We coated emergent rocks in streams and bank-side rocks (placed a few centimetres away but out of the water) with sticky Tanglefoot® to trap aquatic insects.  We also coated large plastic sheets and hung them horizontally just above the stream to capture species that may drop or broadcast their eggs directly onto the water surface.

We found many adult caddisflies (both male and female) on emergent rocks in the stream (Photo 1) but almost no adult aquatic insects on bank-side rocks. We also caught many mayflies and caddisflies on the plastic sheets, including caddisfly species that lay their eggs on emergent rocks.  Emergent rocks were visited by hydrobiosids and Hydropsychidae, as well as nine other caddisfly families (including Hydroptilidae) that did not strictly lay their eggs on emergent rocks. The sticky plastic sheets showed that many species of adult aquatic insects fly close to the water surface, possibly looking for suitable places to lay their eggs. We caught a total of 28 species on the sheets, compared to 16 on the rocks. 

We also found that there were more emergent rocks in native forest streams than in comparable pasture streams, but egg masses (Photo 2) were more common in pasture streams.  Emergent rocks in pasture streams may be in limited supply, and therefore more sought after by adult females for laying eggs. Our data suggests that emergent rocks are important places for laying eggs and also for other behaviours, which may include adult emergence (hatching), resting, courtship and mating.  

Emergent rocks in streams are a potential habitat bottleneck for aquatic animals. Reducing the numbers of emergent features in pasture streams may limit suitable habitat for these aquatic species. This could potentially limit the number of egg masses overall, and increase competition for mating or resting spaces.  

At the end of the day, it ain’t just a rock.

Go back to Freshwater Update 68

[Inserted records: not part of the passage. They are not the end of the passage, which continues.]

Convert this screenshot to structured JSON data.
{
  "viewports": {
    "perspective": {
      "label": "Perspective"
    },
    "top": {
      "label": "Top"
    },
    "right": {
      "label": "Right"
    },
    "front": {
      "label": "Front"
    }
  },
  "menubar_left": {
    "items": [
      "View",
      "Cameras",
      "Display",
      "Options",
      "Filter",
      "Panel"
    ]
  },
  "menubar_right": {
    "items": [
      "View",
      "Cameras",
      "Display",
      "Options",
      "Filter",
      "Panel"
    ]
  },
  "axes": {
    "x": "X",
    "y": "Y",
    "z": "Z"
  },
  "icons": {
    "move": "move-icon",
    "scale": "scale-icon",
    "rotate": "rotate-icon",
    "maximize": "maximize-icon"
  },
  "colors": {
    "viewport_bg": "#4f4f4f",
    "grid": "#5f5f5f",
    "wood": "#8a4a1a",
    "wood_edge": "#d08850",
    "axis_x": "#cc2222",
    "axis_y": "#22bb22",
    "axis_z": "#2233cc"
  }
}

Brian Smith, NIWA
Photo 1: emergent rock showing a variety of trapped aquatic fauna. [Brian Smith, NIWA]
Brian Smith, NIWA
Photo 2: stream rock showing egg masses. [Brian Smith, NIWA]